Increased communication between primary care physicians and specialists was associated with lower rates of potentially avoidable hospitalizations in a new study of Medicare patients. Greater use of health IT found to make that more so, according to the authors.

The study, published at the Journal of the American Board of Family Medicine, looked at interspecialty communication and its effects on "ambulatory care-sensitive conditions" (ACSCs)--conditions for which good outpatient care can potentially prevent the need for hospitalization. For this study, those conditions were diabetes, chronic obstructive pulmonary disease, asthma and congestive heart failure.

Medicare patients with chronic conditions tend to see numerous specialists, though with the fee-for-service payment model, interspecialty communication is poor, the authors point out. The move to value-based payment models, however, is changing that.

While there was no significant main impact between health IT use and ACSC hospitalizations, the associations between interspecialty communication and ACSC hospitalizations were magnified in the presence of higher HIT use, the authors wrote.

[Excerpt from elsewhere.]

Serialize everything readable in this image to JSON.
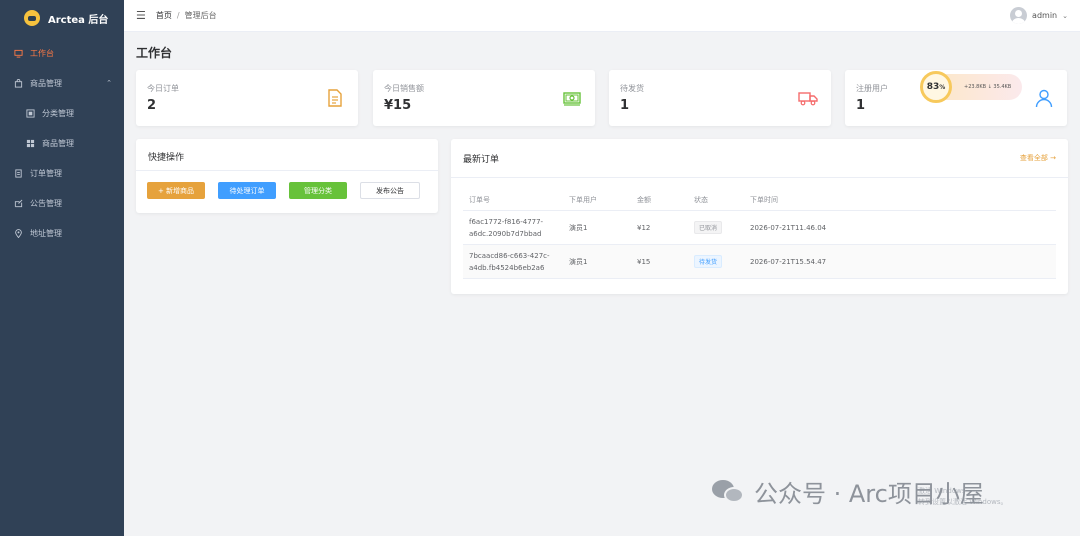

For example, patients in practices with both the highest level of interspecialty communication and the highest level of health IT use had lower odds of ambulatory care-sensitive hospitalizations than those in practices with lower interspecialty communication and high health IT use.

The researchers conclude that health IT can facilitate care coordination to effectively treat these conditions and keep patients out of the hospital.

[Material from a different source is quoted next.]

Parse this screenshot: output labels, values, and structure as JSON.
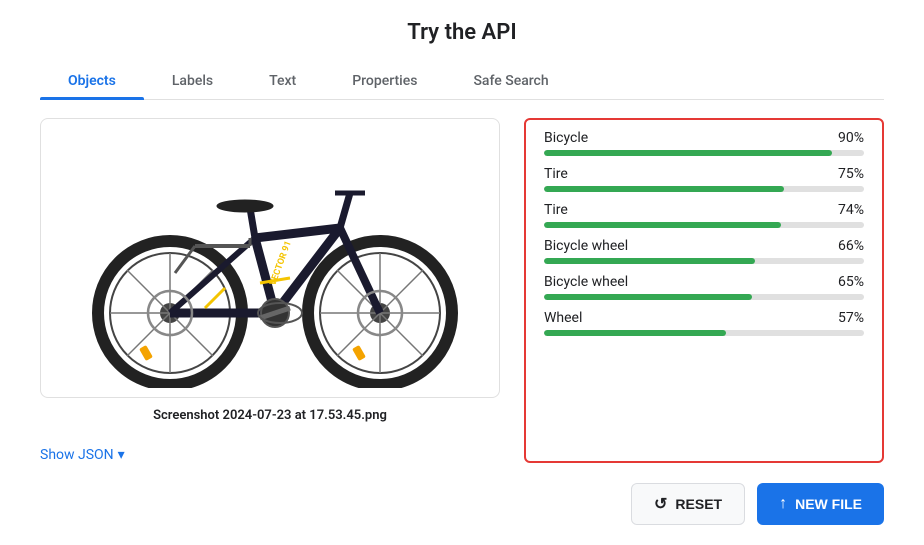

FierceHealthFinance's Ron Shinkman recently recounted how a little care coordination could have saved thousands of dollars in the care of his father-in-law.

Community-based programs, meanwhile, are helping to keep hospital "super-users" out of the ER. The Johns Hopkins Community Health Partnership, for example, has staff calling them at least once a week between doctors' appointments to make sure they're taking their medications or to find out whether they need food or housing assistance.

To learn more:
- read the study